● **WHAT IS REQUIRED**
Pull every line with the word "Brad" out of the entries below.
━━━━━━━━━━━━━━━━
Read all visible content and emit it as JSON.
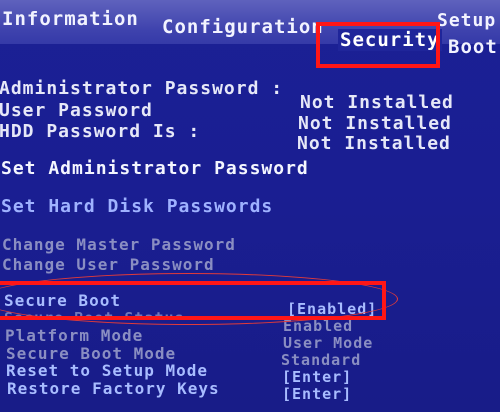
{
  "tabs": [
    {
      "label": "Information"
    },
    {
      "label": "Configuration"
    },
    {
      "label": "Security"
    },
    {
      "label": "Boot"
    },
    {
      "label": "Setup"
    }
  ],
  "passwords": [
    {
      "label": "Administrator Password :",
      "value": "Not Installed"
    },
    {
      "label": "User Password",
      "value": "Not Installed"
    },
    {
      "label": "HDD Password Is :",
      "value": "Not Installed"
    }
  ],
  "actions": {
    "set_admin_password": "Set Administrator Password",
    "set_hdd_passwords": "Set Hard Disk Passwords",
    "change_master_password": "Change Master Password",
    "change_user_password": "Change User Password"
  },
  "boot_settings": [
    {
      "label": "Secure Boot",
      "value": "[Enabled]"
    },
    {
      "label": "Secure Boot Status",
      "value": "Enabled"
    },
    {
      "label": "Platform Mode",
      "value": "User Mode"
    },
    {
      "label": "Secure Boot Mode",
      "value": "Standard"
    },
    {
      "label": "Reset to Setup Mode",
      "value": "[Enter]"
    },
    {
      "label": "Restore Factory Keys",
      "value": "[Enter]"
    }
  ],
  "colors": {
    "background": "#1d2196",
    "topbar": "#4b4fb5",
    "highlight_box": "#ff1616",
    "selectable_text": "#9fb2ff",
    "disabled_text": "#8a8ec2"
  }
}
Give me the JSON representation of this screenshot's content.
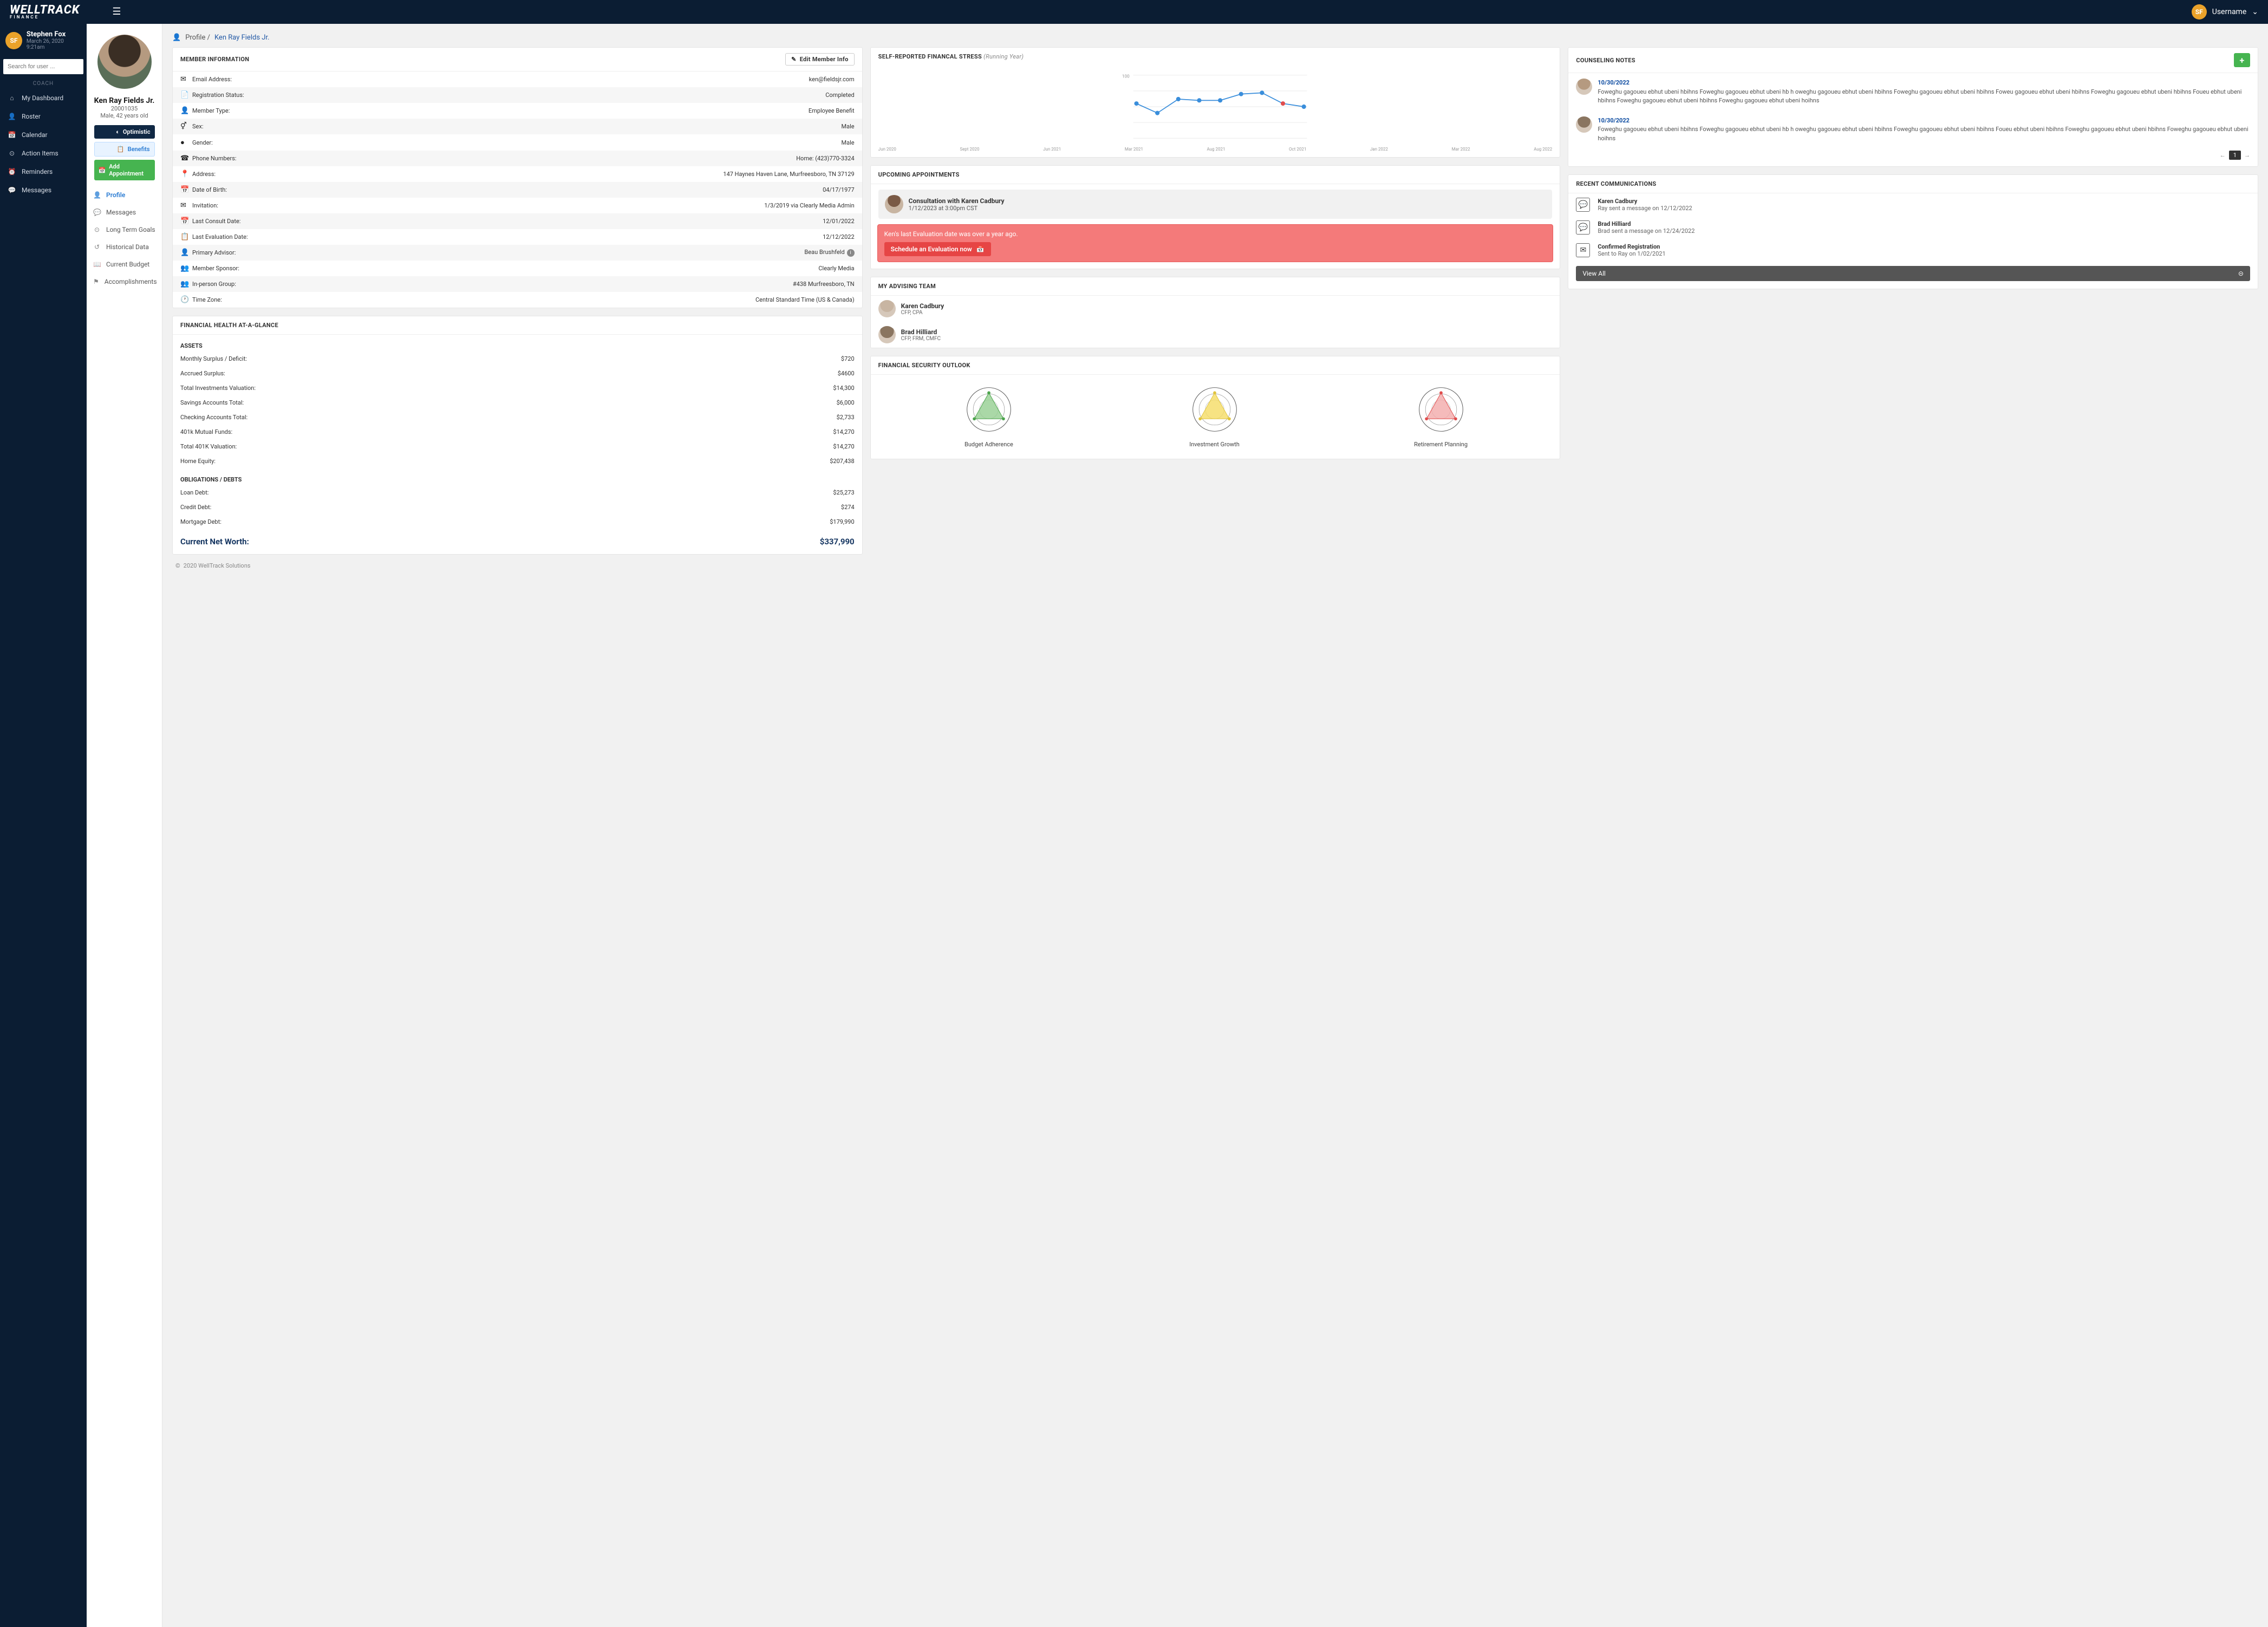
{
  "brand": {
    "name": "WELLTRACK",
    "sub": "FINANCE"
  },
  "topbar": {
    "username": "Username",
    "avatar_initials": "SF",
    "avatar_bg": "#eaa22a"
  },
  "sidebar": {
    "user": {
      "initials": "SF",
      "name": "Stephen Fox",
      "datetime": "March 26, 2020 9:21am",
      "avatar_bg": "#eaa22a"
    },
    "search_placeholder": "Search for user ...",
    "section_label": "COACH",
    "items": [
      {
        "icon": "⌂",
        "label": "My Dashboard"
      },
      {
        "icon": "👤",
        "label": "Roster"
      },
      {
        "icon": "📅",
        "label": "Calendar"
      },
      {
        "icon": "⊙",
        "label": "Action Items"
      },
      {
        "icon": "⏰",
        "label": "Reminders"
      },
      {
        "icon": "💬",
        "label": "Messages"
      }
    ]
  },
  "profile_col": {
    "name": "Ken Ray Fields Jr.",
    "id": "20001035",
    "demo": "Male, 42 years old",
    "pills": {
      "optimistic": "Optimistic",
      "benefits": "Benefits",
      "add_appt": "Add Appointment"
    },
    "tabs": [
      {
        "icon": "👤",
        "label": "Profile",
        "active": true
      },
      {
        "icon": "💬",
        "label": "Messages"
      },
      {
        "icon": "⊙",
        "label": "Long Term Goals"
      },
      {
        "icon": "↺",
        "label": "Historical Data"
      },
      {
        "icon": "📖",
        "label": "Current Budget"
      },
      {
        "icon": "⚑",
        "label": "Accomplishments"
      }
    ]
  },
  "breadcrumb": {
    "prefix": "Profile /",
    "current": "Ken Ray Fields Jr."
  },
  "member_info": {
    "title": "MEMBER INFORMATION",
    "edit_label": "Edit Member Info",
    "rows": [
      {
        "icon": "✉",
        "label": "Email Address:",
        "value": "ken@fieldsjr.com"
      },
      {
        "icon": "📄",
        "label": "Registration Status:",
        "value": "Completed"
      },
      {
        "icon": "👤",
        "label": "Member Type:",
        "value": "Employee Benefit"
      },
      {
        "icon": "⚥",
        "label": "Sex:",
        "value": "Male"
      },
      {
        "icon": "●",
        "label": "Gender:",
        "value": "Male"
      },
      {
        "icon": "☎",
        "label": "Phone Numbers:",
        "value": "Home: (423)770-3324"
      },
      {
        "icon": "📍",
        "label": "Address:",
        "value": "147 Haynes Haven Lane, Murfreesboro, TN 37129"
      },
      {
        "icon": "📅",
        "label": "Date of Birth:",
        "value": "04/17/1977"
      },
      {
        "icon": "✉",
        "label": "Invitation:",
        "value": "1/3/2019 via Clearly Media Admin"
      },
      {
        "icon": "📅",
        "label": "Last Consult Date:",
        "value": "12/01/2022"
      },
      {
        "icon": "📋",
        "label": "Last Evaluation Date:",
        "value": "12/12/2022"
      },
      {
        "icon": "👤",
        "label": "Primary Advisor:",
        "value": "Beau Brushfeld",
        "info": true
      },
      {
        "icon": "👥",
        "label": "Member Sponsor:",
        "value": "Clearly Media"
      },
      {
        "icon": "👥",
        "label": "In-person Group:",
        "value": "#438 Murfreesboro, TN"
      },
      {
        "icon": "🕐",
        "label": "Time Zone:",
        "value": "Central Standard Time (US & Canada)"
      }
    ]
  },
  "fin_health": {
    "title": "FINANCIAL HEALTH AT-A-GLANCE",
    "assets_label": "ASSETS",
    "assets": [
      {
        "label": "Monthly Surplus / Deficit:",
        "value": "$720"
      },
      {
        "label": "Accrued Surplus:",
        "value": "$4600"
      },
      {
        "label": "Total Investments Valuation:",
        "value": "$14,300"
      },
      {
        "label": "Savings Accounts Total:",
        "value": "$6,000"
      },
      {
        "label": "Checking Accounts Total:",
        "value": "$2,733"
      },
      {
        "label": "401k Mutual Funds:",
        "value": "$14,270"
      },
      {
        "label": "Total 401K Valuation:",
        "value": "$14,270"
      },
      {
        "label": "Home Equity:",
        "value": "$207,438"
      }
    ],
    "debts_label": "OBLIGATIONS / DEBTS",
    "debts": [
      {
        "label": "Loan Debt:",
        "value": "$25,273"
      },
      {
        "label": "Credit Debt:",
        "value": "$274"
      },
      {
        "label": "Mortgage Debt:",
        "value": "$179,990"
      }
    ],
    "net_label": "Current Net Worth:",
    "net_value": "$337,990"
  },
  "stress": {
    "title": "SELF-REPORTED FINANCAL STRESS",
    "subtitle": "(Running Year)",
    "ymax": 100,
    "months": [
      "Jun 2020",
      "Sept 2020",
      "Jun 2021",
      "Mar 2021",
      "Aug 2021",
      "Oct 2021",
      "Jan 2022",
      "Mar 2022",
      "Aug 2022"
    ]
  },
  "chart_data": {
    "type": "line",
    "title": "Self-reported financial stress (running year)",
    "x": [
      "Jun 2020",
      "Sept 2020",
      "Jun 2021",
      "Mar 2021",
      "Aug 2021",
      "Oct 2021",
      "Jan 2022",
      "Mar 2022",
      "Aug 2022"
    ],
    "values": [
      55,
      40,
      62,
      60,
      60,
      70,
      72,
      55,
      50
    ],
    "highlight_index": 7,
    "ylim": [
      0,
      100
    ],
    "ylabel": "",
    "xlabel": ""
  },
  "appts": {
    "title": "UPCOMING APPOINTMENTS",
    "item": {
      "title": "Consultation with Karen Cadbury",
      "when": "1/12/2023 at 3:00pm CST"
    },
    "alert_text": "Ken's last Evaluation date was over a year ago.",
    "alert_btn": "Schedule an Evaluation now"
  },
  "team": {
    "title": "MY ADVISING TEAM",
    "members": [
      {
        "name": "Karen Cadbury",
        "creds": "CFP, CPA",
        "bg": "#c8b5a2"
      },
      {
        "name": "Brad Hilliard",
        "creds": "CFP, FRM, CMFC",
        "bg": "#8a7560"
      }
    ]
  },
  "outlook": {
    "title": "FINANCIAL SECURITY OUTLOOK",
    "charts": [
      {
        "label": "Budget Adherence",
        "fill": "#8ecb8a",
        "dot": "#4da44d"
      },
      {
        "label": "Investment Growth",
        "fill": "#f4d95a",
        "dot": "#e0c43e"
      },
      {
        "label": "Retirement Planning",
        "fill": "#f2a4a4",
        "dot": "#e04d4d"
      }
    ]
  },
  "notes": {
    "title": "COUNSELING NOTES",
    "add": "+",
    "items": [
      {
        "date": "10/30/2022",
        "text": "Foweghu gagoueu ebhut ubeni hbihns Foweghu gagoueu ebhut ubeni hb h oweghu gagoueu ebhut ubeni hbihns Foweghu gagoueu ebhut ubeni hbihns Foweu gagoueu ebhut ubeni hbihns Foweghu gagoueu ebhut ubeni hbihns Foueu ebhut ubeni hbihns Foweghu gagoueu ebhut ubeni hbihns Foweghu gagoueu ebhut ubeni hoihns",
        "bg": "#b59a80"
      },
      {
        "date": "10/30/2022",
        "text": "Foweghu gagoueu ebhut ubeni hbihns Foweghu gagoueu ebhut ubeni hb h oweghu gagoueu ebhut ubeni hbihns Foweghu gagoueu ebhut ubeni hbihns Foueu ebhut ubeni hbihns Foweghu gagoueu ebhut ubeni hbihns Foweghu gagoueu ebhut ubeni hoihns",
        "bg": "#8a7560"
      }
    ],
    "page": "1"
  },
  "comms": {
    "title": "RECENT COMMUNICATIONS",
    "items": [
      {
        "icon": "💬",
        "title": "Karen Cadbury",
        "sub": "Ray sent a message on 12/12/2022"
      },
      {
        "icon": "💬",
        "title": "Brad Hilliard",
        "sub": "Brad sent a message on 12/24/2022"
      },
      {
        "icon": "✉",
        "title": "Confirmed Registration",
        "sub": "Sent to Ray on 1/02/2021"
      }
    ],
    "viewall": "View All"
  },
  "footer": "2020 WellTrack Solutions"
}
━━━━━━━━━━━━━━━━
● **RESPONSE AREA**
        "name": "Brad Hilliard",
        "title": "Brad Hilliard",
        "sub": "Brad sent a message on 12/24/2022"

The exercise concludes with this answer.